*** Supplied material
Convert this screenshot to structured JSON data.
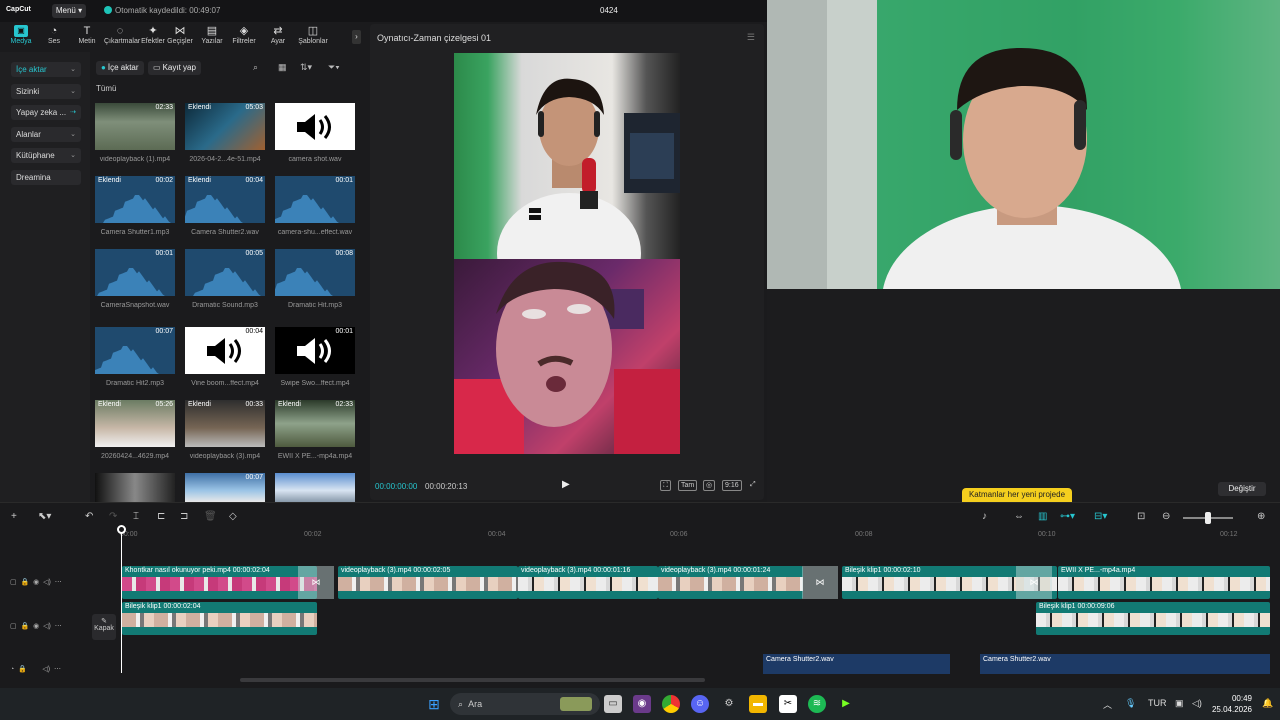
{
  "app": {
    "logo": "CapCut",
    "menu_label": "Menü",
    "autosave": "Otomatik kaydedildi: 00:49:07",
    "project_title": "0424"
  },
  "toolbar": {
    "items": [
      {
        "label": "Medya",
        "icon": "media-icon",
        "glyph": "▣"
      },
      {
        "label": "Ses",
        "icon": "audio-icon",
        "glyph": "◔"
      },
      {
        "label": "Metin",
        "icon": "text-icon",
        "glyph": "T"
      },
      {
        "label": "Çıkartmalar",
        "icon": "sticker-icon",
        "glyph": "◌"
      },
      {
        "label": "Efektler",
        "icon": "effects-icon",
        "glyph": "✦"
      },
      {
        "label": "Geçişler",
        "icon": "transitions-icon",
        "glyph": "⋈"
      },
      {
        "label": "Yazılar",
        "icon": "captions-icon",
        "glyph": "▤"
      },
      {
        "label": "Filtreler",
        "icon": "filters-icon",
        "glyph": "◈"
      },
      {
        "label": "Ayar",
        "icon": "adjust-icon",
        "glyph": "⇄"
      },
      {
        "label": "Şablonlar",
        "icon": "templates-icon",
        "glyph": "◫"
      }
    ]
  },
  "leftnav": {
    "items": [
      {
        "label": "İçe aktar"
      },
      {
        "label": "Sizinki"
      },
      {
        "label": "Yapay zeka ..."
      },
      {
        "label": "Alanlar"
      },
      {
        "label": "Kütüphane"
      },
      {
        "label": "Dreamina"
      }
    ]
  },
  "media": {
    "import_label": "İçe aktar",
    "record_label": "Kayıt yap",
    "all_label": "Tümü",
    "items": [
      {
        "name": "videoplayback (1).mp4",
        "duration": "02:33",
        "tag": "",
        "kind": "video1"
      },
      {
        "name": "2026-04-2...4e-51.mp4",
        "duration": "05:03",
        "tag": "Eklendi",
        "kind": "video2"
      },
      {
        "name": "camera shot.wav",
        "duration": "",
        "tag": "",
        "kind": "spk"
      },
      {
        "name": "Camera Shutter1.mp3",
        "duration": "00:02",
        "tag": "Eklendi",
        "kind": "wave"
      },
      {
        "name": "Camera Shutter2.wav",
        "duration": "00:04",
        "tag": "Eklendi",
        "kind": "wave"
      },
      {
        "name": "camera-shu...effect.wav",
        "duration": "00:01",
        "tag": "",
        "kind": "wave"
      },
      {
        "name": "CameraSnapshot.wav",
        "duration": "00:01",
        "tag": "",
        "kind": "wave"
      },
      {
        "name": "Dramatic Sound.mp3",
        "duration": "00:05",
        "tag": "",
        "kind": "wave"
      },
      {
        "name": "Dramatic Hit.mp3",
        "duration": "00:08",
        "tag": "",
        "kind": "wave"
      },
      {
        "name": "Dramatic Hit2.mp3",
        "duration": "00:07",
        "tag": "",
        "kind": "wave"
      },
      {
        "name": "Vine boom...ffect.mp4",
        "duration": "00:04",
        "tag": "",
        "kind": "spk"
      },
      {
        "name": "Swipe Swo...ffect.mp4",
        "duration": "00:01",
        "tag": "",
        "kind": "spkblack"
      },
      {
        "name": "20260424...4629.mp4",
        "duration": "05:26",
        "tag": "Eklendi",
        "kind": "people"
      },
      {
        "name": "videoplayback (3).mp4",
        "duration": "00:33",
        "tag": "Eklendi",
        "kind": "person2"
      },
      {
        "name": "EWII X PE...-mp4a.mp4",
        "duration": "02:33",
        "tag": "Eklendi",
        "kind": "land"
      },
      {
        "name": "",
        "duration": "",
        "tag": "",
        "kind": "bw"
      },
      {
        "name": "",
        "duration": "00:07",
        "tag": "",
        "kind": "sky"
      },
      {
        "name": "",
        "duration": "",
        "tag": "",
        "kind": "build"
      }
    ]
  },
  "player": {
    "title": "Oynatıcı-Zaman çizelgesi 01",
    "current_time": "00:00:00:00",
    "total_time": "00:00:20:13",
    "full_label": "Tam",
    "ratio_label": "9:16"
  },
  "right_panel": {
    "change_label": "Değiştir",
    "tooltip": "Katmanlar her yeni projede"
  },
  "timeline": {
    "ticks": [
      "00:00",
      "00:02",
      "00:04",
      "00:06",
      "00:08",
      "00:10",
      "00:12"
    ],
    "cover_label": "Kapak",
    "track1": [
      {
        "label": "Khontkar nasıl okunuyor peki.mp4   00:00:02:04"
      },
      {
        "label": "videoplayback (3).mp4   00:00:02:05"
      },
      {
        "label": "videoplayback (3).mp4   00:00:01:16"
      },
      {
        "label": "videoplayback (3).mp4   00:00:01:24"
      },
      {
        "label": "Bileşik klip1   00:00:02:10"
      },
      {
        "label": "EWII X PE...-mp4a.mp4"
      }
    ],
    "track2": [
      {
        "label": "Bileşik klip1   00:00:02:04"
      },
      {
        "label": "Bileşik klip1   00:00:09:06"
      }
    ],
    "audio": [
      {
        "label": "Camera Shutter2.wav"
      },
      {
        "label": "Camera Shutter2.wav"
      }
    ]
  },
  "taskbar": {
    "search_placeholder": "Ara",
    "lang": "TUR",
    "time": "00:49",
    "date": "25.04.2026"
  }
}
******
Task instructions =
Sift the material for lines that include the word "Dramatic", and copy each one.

Exercise response =
        "name": "Dramatic Sound.mp3",
        "name": "Dramatic Hit.mp3",
        "name": "Dramatic Hit2.mp3",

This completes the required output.